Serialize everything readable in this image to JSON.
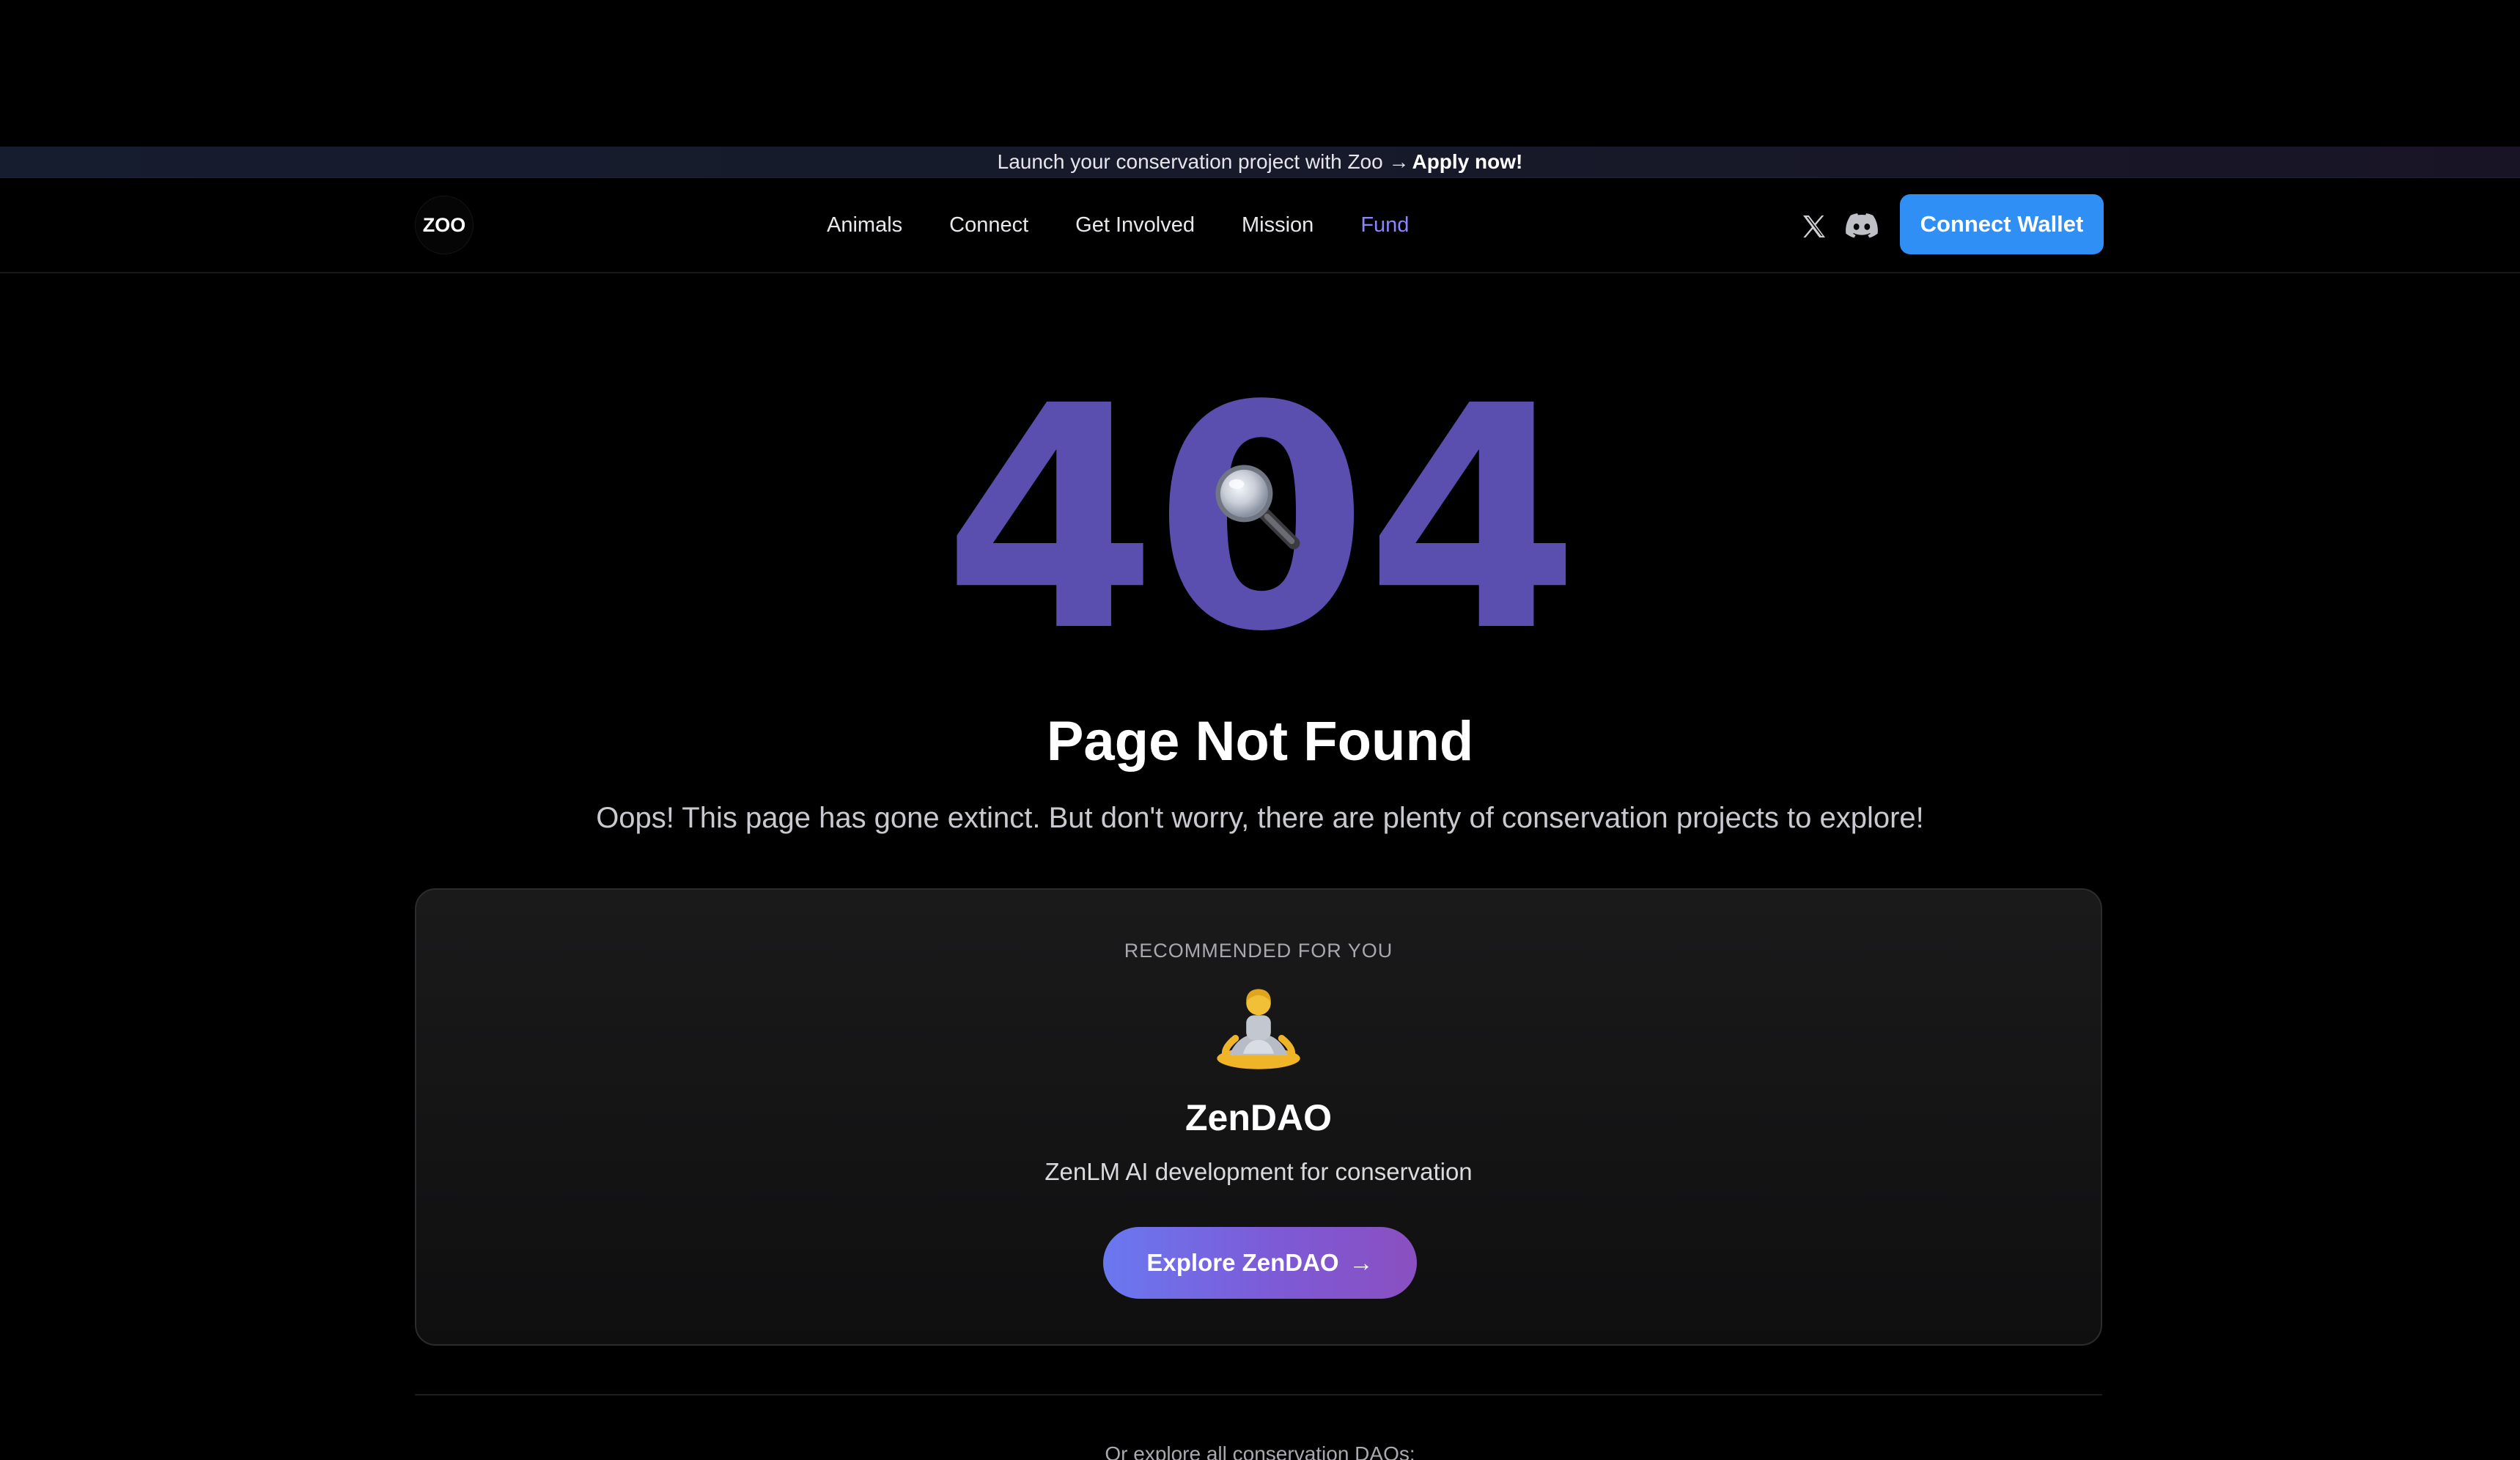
{
  "banner": {
    "text": "Launch your conservation project with Zoo →",
    "cta": "Apply now!"
  },
  "header": {
    "logo_text": "ZOO",
    "nav": [
      {
        "label": "Animals",
        "active": false
      },
      {
        "label": "Connect",
        "active": false
      },
      {
        "label": "Get Involved",
        "active": false
      },
      {
        "label": "Mission",
        "active": false
      },
      {
        "label": "Fund",
        "active": true
      }
    ],
    "social_icons": [
      "x-icon",
      "discord-icon"
    ],
    "connect_wallet_label": "Connect Wallet"
  },
  "hero": {
    "code_digits": [
      "4",
      "0",
      "4"
    ],
    "magnifier_icon": "magnifying-glass-icon",
    "title": "Page Not Found",
    "subtitle": "Oops! This page has gone extinct. But don't worry, there are plenty of conservation projects to explore!"
  },
  "recommendation": {
    "kicker": "RECOMMENDED FOR YOU",
    "icon": "person-meditating-icon",
    "name": "ZenDAO",
    "description": "ZenLM AI development for conservation",
    "button_label": "Explore ZenDAO",
    "button_arrow": "→"
  },
  "footer_hint": "Or explore all conservation DAOs:",
  "colors": {
    "background": "#000000",
    "accent_purple": "#5a4fae",
    "nav_active": "#8b85ff",
    "connect_wallet": "#2f8ff5",
    "explore_gradient_start": "#6a78f0",
    "explore_gradient_end": "#8a4fc0"
  }
}
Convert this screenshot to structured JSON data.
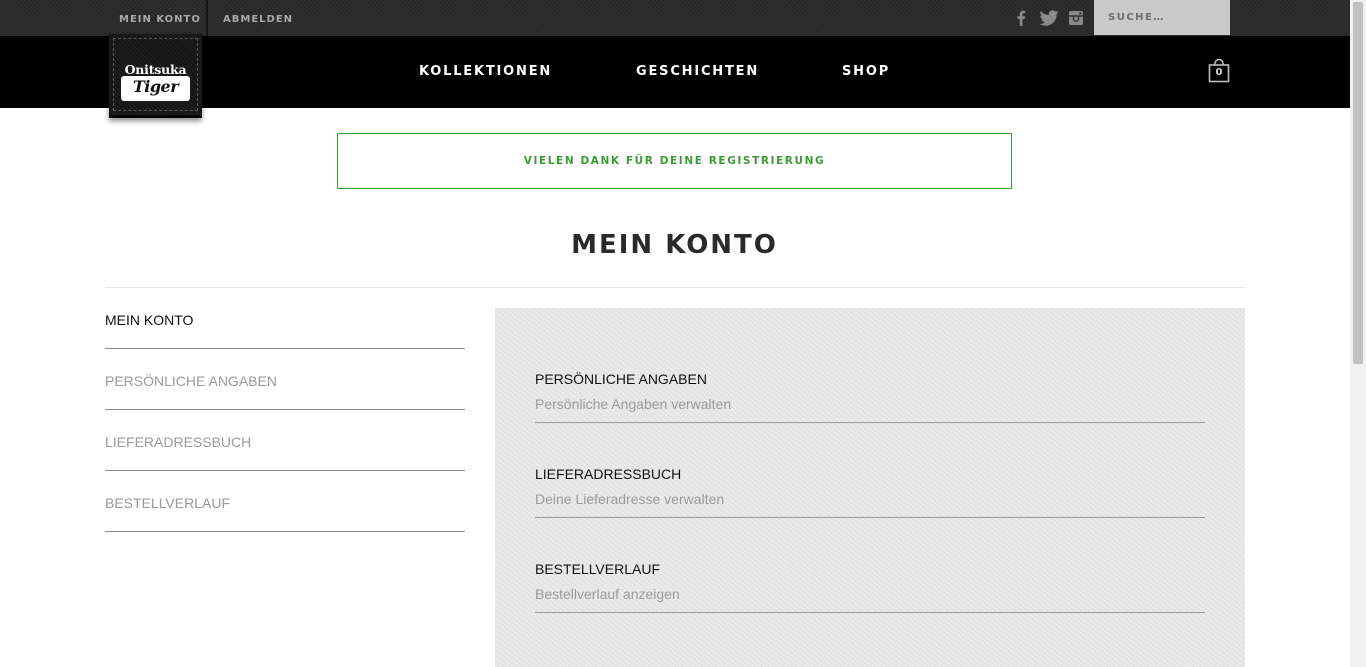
{
  "topbar": {
    "account_label": "MEIN KONTO",
    "logout_label": "ABMELDEN",
    "social": [
      "facebook-icon",
      "twitter-icon",
      "instagram-icon"
    ],
    "search_placeholder": "SUCHE…"
  },
  "logo": {
    "line1": "Onitsuka",
    "line2": "Tiger"
  },
  "nav": {
    "items": [
      "KOLLEKTIONEN",
      "GESCHICHTEN",
      "SHOP"
    ],
    "cart_count": "0"
  },
  "notice": {
    "text": "VIELEN DANK FÜR DEINE REGISTRIERUNG",
    "color": "#3a9b34"
  },
  "page_title": "MEIN KONTO",
  "sidebar": {
    "items": [
      {
        "label": "MEIN KONTO",
        "active": true
      },
      {
        "label": "PERSÖNLICHE ANGABEN",
        "active": false
      },
      {
        "label": "LIEFERADRESSBUCH",
        "active": false
      },
      {
        "label": "BESTELLVERLAUF",
        "active": false
      }
    ]
  },
  "cards": [
    {
      "title": "PERSÖNLICHE ANGABEN",
      "desc": "Persönliche Angaben verwalten"
    },
    {
      "title": "LIEFERADRESSBUCH",
      "desc": "Deine Lieferadresse verwalten"
    },
    {
      "title": "BESTELLVERLAUF",
      "desc": "Bestellverlauf anzeigen"
    }
  ]
}
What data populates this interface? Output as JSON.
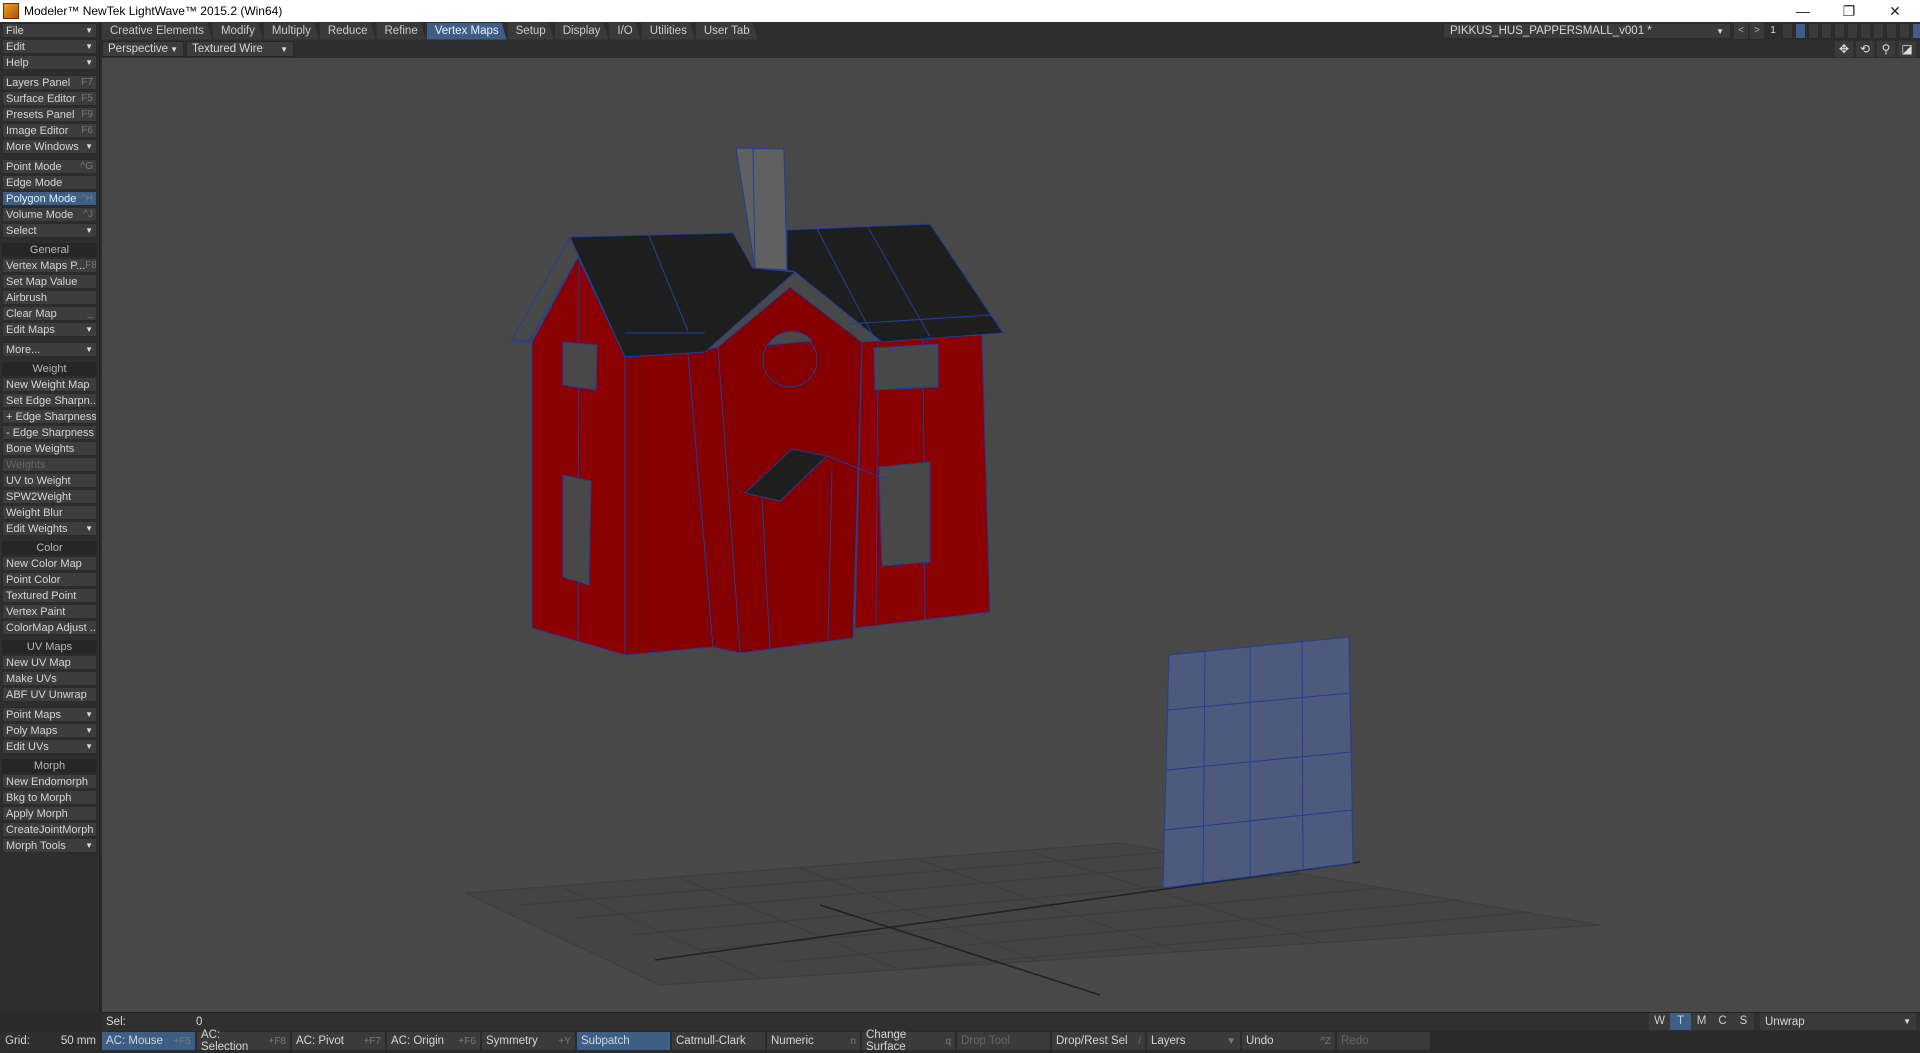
{
  "window": {
    "title": "Modeler™ NewTek LightWave™ 2015.2 (Win64)",
    "minimize": "—",
    "restore": "❐",
    "close": "✕"
  },
  "sidebar": {
    "groups": [
      {
        "header": null,
        "items": [
          {
            "label": "File",
            "dropdown": true
          },
          {
            "label": "Edit",
            "dropdown": true
          },
          {
            "label": "Help",
            "dropdown": true
          }
        ]
      },
      {
        "header": null,
        "items": [
          {
            "label": "Layers Panel",
            "shortcut": "F7"
          },
          {
            "label": "Surface Editor",
            "shortcut": "F5"
          },
          {
            "label": "Presets Panel",
            "shortcut": "F9"
          },
          {
            "label": "Image Editor",
            "shortcut": "F6"
          },
          {
            "label": "More Windows",
            "dropdown": true
          }
        ]
      },
      {
        "header": null,
        "items": [
          {
            "label": "Point Mode",
            "shortcut": "^G"
          },
          {
            "label": "Edge Mode"
          },
          {
            "label": "Polygon Mode",
            "shortcut": "^H",
            "active": true
          },
          {
            "label": "Volume Mode",
            "shortcut": "^J"
          },
          {
            "label": "Select",
            "dropdown": true
          }
        ]
      },
      {
        "header": "General",
        "items": [
          {
            "label": "Vertex Maps P...",
            "shortcut": "F8"
          },
          {
            "label": "Set Map Value"
          },
          {
            "label": "Airbrush"
          },
          {
            "label": "Clear Map",
            "shortcut": "_"
          },
          {
            "label": "Edit Maps",
            "dropdown": true
          }
        ]
      },
      {
        "header": null,
        "items": [
          {
            "label": "More...",
            "dropdown": true
          }
        ]
      },
      {
        "header": "Weight",
        "items": [
          {
            "label": "New Weight Map"
          },
          {
            "label": "Set Edge Sharpn..."
          },
          {
            "label": "+ Edge Sharpness"
          },
          {
            "label": "- Edge Sharpness"
          },
          {
            "label": "Bone Weights"
          },
          {
            "label": "Weights",
            "disabled": true
          },
          {
            "label": "UV to Weight"
          },
          {
            "label": "SPW2Weight"
          },
          {
            "label": "Weight Blur"
          },
          {
            "label": "Edit Weights",
            "dropdown": true
          }
        ]
      },
      {
        "header": "Color",
        "items": [
          {
            "label": "New Color Map"
          },
          {
            "label": "Point Color"
          },
          {
            "label": "Textured Point"
          },
          {
            "label": "Vertex Paint"
          },
          {
            "label": "ColorMap Adjust ..."
          }
        ]
      },
      {
        "header": "UV Maps",
        "items": [
          {
            "label": "New UV Map"
          },
          {
            "label": "Make UVs"
          },
          {
            "label": "ABF UV Unwrap"
          }
        ]
      },
      {
        "header": null,
        "items": [
          {
            "label": "Point Maps",
            "dropdown": true
          },
          {
            "label": "Poly Maps",
            "dropdown": true
          },
          {
            "label": "Edit UVs",
            "dropdown": true
          }
        ]
      },
      {
        "header": "Morph",
        "items": [
          {
            "label": "New Endomorph"
          },
          {
            "label": "Bkg to Morph"
          },
          {
            "label": "Apply Morph"
          },
          {
            "label": "CreateJointMorph"
          },
          {
            "label": "Morph Tools",
            "dropdown": true
          }
        ]
      }
    ]
  },
  "tabs": [
    {
      "label": "Creative Elements"
    },
    {
      "label": "Modify"
    },
    {
      "label": "Multiply"
    },
    {
      "label": "Reduce"
    },
    {
      "label": "Refine"
    },
    {
      "label": "Vertex Maps",
      "active": true
    },
    {
      "label": "Setup"
    },
    {
      "label": "Display"
    },
    {
      "label": "I/O"
    },
    {
      "label": "Utilities"
    },
    {
      "label": "User Tab"
    }
  ],
  "viewport": {
    "view": "Perspective",
    "render_mode": "Textured Wire"
  },
  "object": {
    "name": "PIKKUS_HUS_PAPPERSMALL_v001 *",
    "layer_page": "1",
    "layers_on": [
      2,
      11
    ]
  },
  "selection": {
    "label": "Sel:",
    "count": "0"
  },
  "grid": {
    "label": "Grid:",
    "value": "50 mm"
  },
  "bottom_buttons": [
    {
      "label": "AC: Mouse",
      "shortcut": "+F5",
      "active": true
    },
    {
      "label": "AC: Selection",
      "shortcut": "+F8"
    },
    {
      "label": "AC: Pivot",
      "shortcut": "+F7"
    },
    {
      "label": "AC: Origin",
      "shortcut": "+F6"
    },
    {
      "label": "Symmetry",
      "shortcut": "+Y"
    },
    {
      "label": "Subpatch",
      "shortcut": "",
      "active": true
    },
    {
      "label": "Catmull-Clark",
      "shortcut": ""
    },
    {
      "label": "Numeric",
      "shortcut": "n"
    },
    {
      "label": "Change Surface",
      "shortcut": "q"
    },
    {
      "label": "Drop Tool",
      "shortcut": "",
      "disabled": true
    },
    {
      "label": "Drop/Rest Sel",
      "shortcut": "/"
    },
    {
      "label": "Layers",
      "shortcut": "▼"
    },
    {
      "label": "Undo",
      "shortcut": "^Z"
    },
    {
      "label": "Redo",
      "shortcut": "",
      "disabled": true
    }
  ],
  "display_modes": [
    {
      "label": "W"
    },
    {
      "label": "T",
      "active": true
    },
    {
      "label": "M"
    },
    {
      "label": "C"
    },
    {
      "label": "S"
    }
  ],
  "uv_map": {
    "value": "Unwrap"
  },
  "colors": {
    "accent": "#3d5f86",
    "wall": "#8b0000",
    "roof": "#1e1e1e",
    "wire": "#1e3f9a",
    "viewport": "#484848",
    "uv_plane": "#4e5a7c"
  },
  "icons": {
    "move": "move-icon",
    "rotate": "rotate-view-icon",
    "zoom": "zoom-icon",
    "maximize": "maximize-viewport-icon"
  }
}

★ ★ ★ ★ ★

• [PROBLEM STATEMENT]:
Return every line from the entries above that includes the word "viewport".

• [WRITTEN ANSWER]:
  "viewport": {
    "viewport": "#484848",
    "maximize": "maximize-viewport-icon"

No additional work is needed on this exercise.